But even as this developed, reports indicate that Microsoft’s Windows 8 tablets are definitely on the way, but a taste of the finished product could be coming sooner than you think. An unnamed source at Microsoft told Business Insider that the company plans to show off its design for Windows 8 tablets by the end of its fiscal year in June.
“We estimate there are well over one hundred tablets coming to market around the world this year,” the site reports White as having said in a note to investors. “Assuming a new iPad is unveiled at this event, we believe Apple must make a convincing case for why the iPad 2 is better than the plethora of competitors coming to market, while at the same time persuading iPad 1 buyers to upgrade to iPad 2.”
White also noted that the iPad and related products and services generated $4.61 billion in sales in the first quarter of Apple’s fiscal 2011, amounting to 17.2 per cent of the company’s revenue, with the site reporting White’s ‘conservative’ estimate of 27.36 million iPad sales in fiscal 2011, generating $16.92 billion.
“In fact, we estimate that iPad sales will contribute nearly one-third of Apple’s $36.8 billion in incremental revenue that we are modeling in (fiscal year 2011),” he wrote. “If we exclude iPad revenue from Apple’s (fiscal year 2010) results and our FY11 model, our revenue growth rate projection for Apple would be 41 per cent in FY11 versus our current projection of 56 per cent.
White also drew attention to the fact that this will be a key public test for Apple COO Tim Cook, who is expected to host the event. “In particular, [White] said, analysts will look to see how well Apple handles the debut of its second-generation iPad with Chief Executive Steve Jobs on a medical leave of absence.”
Meanwhile, an unnamed source said Microsoft will borrow from the “Metro” interface of Windows Phone 7 while also taking inspiration from Apple for its interface design.
Related story – Four ways Windows 7 tablet can beat the iPad
We’ve heard rumblings about theWindows Phone 7 aesthetic appearing in Windows 8 tablets before. In January, Paul Thurrott reported a rumor that Windows Phone 7’s live tiles could be part of a secondary interface for Microsoft’s next operating system.
That makes sense given that the tile aesthetic is starting to show up in other Microsoft products, including Bing and the Xbox 360.

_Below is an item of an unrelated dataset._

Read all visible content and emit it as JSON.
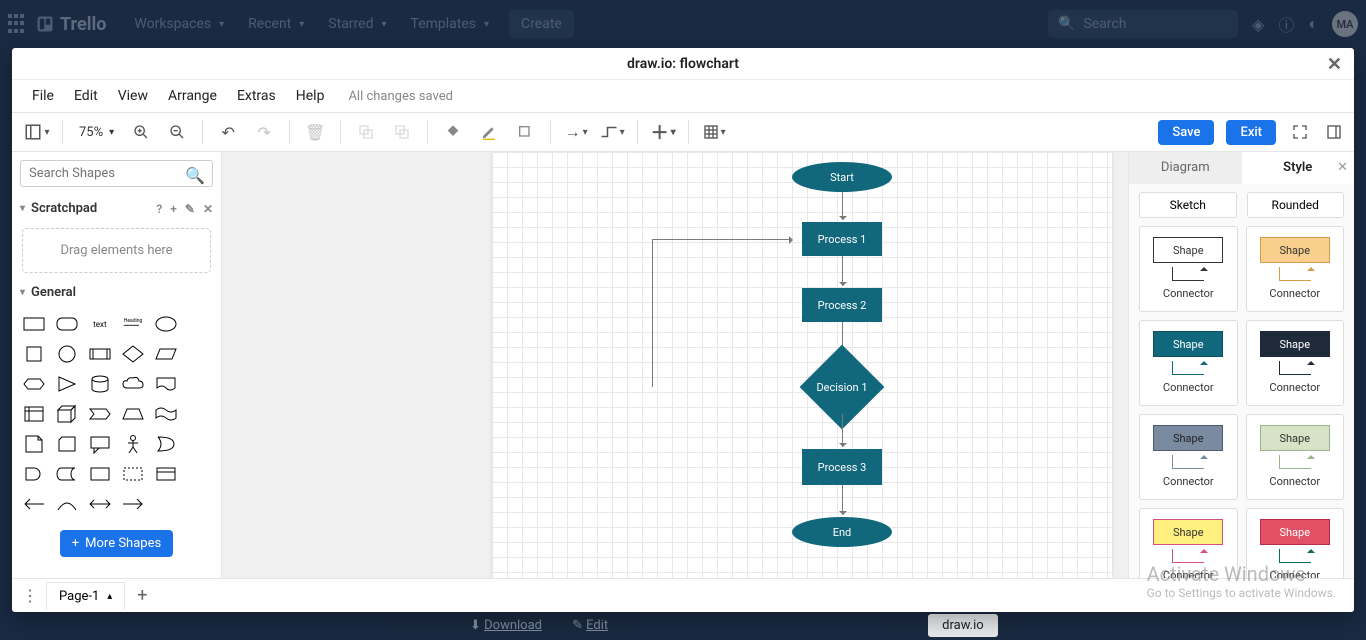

As for the timing, I’m a little more skeptical. Slashgear has reported a rumor that a developers’ beta won’t be ready until September. ZDNet’s Mary-Jo Foley reported that Windows 8’s next big milestone is on track for the end of July, which, judging by Microsoft’s timeline for Windows 7, would lead to a public preview a few months later.
Here’s what we know for sure: Microsoft is building Windows 8 to work with ARM chips, allowing the company to “bring to market the widest possible set of PCs and devices, from tablets on up,” according to Steven Sinofsky, president of Microsoft’s Windows division. There’s no question that Windows 8 will accommodate tablets.
But right now, the tablet field is becoming crowded with Google’s Android, HP’s WebOS, Research in Motion’s Blackberry PlayBook and of course Apple’s iPad. The idea that Microsoft wants to play show-and-tell before the fall seems plausible.